She knows she is not the only one who suffers. She mentions a woman in Bhaktapur who committed suicide in 2013 when she was not able to pass her citizenship onto her 18-year old son and was shamed by officials who said she could not keep track of her husband. Another woman from Kathmandu attempted suicide in 2013 when she was not permitted to pass her citizenship onto her two children. The issue of citizenship can be extremely emotionally and psychologically damaging. As Ms. Gurung puts it, “You’re a fugitive in your own country. You’re questioned in front of society on the character of your mother. With no identity, you are invisible. Even refugees have more power than the stateless in Nepal.” 
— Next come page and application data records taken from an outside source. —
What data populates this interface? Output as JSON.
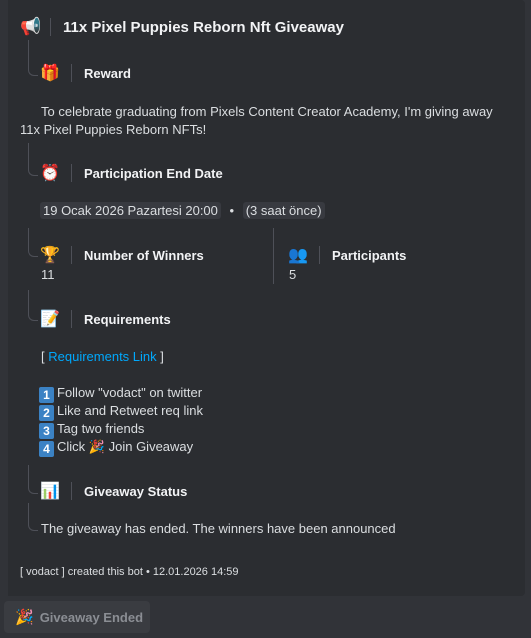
{
  "embed": {
    "title": "11x Pixel Puppies Reborn Nft Giveaway",
    "title_icon": "megaphone-icon",
    "reward": {
      "label": "Reward",
      "icon": "gift-icon",
      "text_line1": "To celebrate graduating from Pixels Content Creator Academy, I'm giving away",
      "text_line2": "11x Pixel Puppies Reborn NFTs!"
    },
    "end_date": {
      "label": "Participation End Date",
      "icon": "alarm-clock-icon",
      "date": "19 Ocak 2026 Pazartesi 20:00",
      "separator": "•",
      "relative": "(3 saat önce)"
    },
    "winners": {
      "label": "Number of Winners",
      "icon": "trophy-icon",
      "value": "11"
    },
    "participants": {
      "label": "Participants",
      "icon": "busts-icon",
      "value": "5"
    },
    "requirements": {
      "label": "Requirements",
      "icon": "memo-icon",
      "link_open": "[",
      "link_text": "Requirements Link",
      "link_close": "]",
      "items": [
        {
          "num": "1",
          "text": "Follow \"vodact\" on twitter"
        },
        {
          "num": "2",
          "text": "Like and Retweet req link"
        },
        {
          "num": "3",
          "text": "Tag two friends"
        },
        {
          "num": "4",
          "text_before": "Click",
          "text_after": "Join Giveaway"
        }
      ]
    },
    "status": {
      "label": "Giveaway Status",
      "icon": "bar-chart-icon",
      "text": "The giveaway has ended. The winners have been announced"
    },
    "footer": "[ vodact ] created this bot • 12.01.2026 14:59"
  },
  "button": {
    "label": "Giveaway Ended",
    "icon": "party-popper-icon"
  },
  "colors": {
    "background": "#313338",
    "embed": "#2b2d31",
    "link": "#00a8fc",
    "number_badge": "#3b82c4"
  }
}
Since her experience at the Home Ministry, Ms. Gurung has fought for constitutional change along with Subin Mulmi and others at the FWLD. She has started a Facebook page called Citizenship in the name of the Mother to bring together individuals facing barriers to citizenship, as well as create awareness of the issues. She has also co-organized rallies with Mr. Mulmi, participating in public protests and poetry slams. She wants to eventually be able to conduct more research on stateless individuals in Nepal, completing a documentary on the victims all over the country. Lastly, she would love to establish a team who would advocate nationally and internationally for stateless individuals so people would truly understand what the victims of citizenship laws really go through. 

Ironically, if Ms. Gurung had left her children in the street to fend for themselves, they would have been given citizenship by naturalization a long time ago. Instead of supporting single women in Nepal, the provisions of the constitution only serves to hinder them in caring for their children and trying to ensure a bright future. No child is born illegally or by fault of its own, and to be denied the practice of basic rights in its own country is unacceptable. The issue of access to citizenship is one that warrants a new look from the Nepalese government to help its people live fuller lives where their hopes and dreams can be realized.

Subin Mulmi may be reached at the Forum on Women, Law and Development ( , 9841444787)

To reach out to Deepti Gurung, please email her at

or via phone at 9818310486.

Also please visit the Citizenship in the Name of the Mother Facebook page at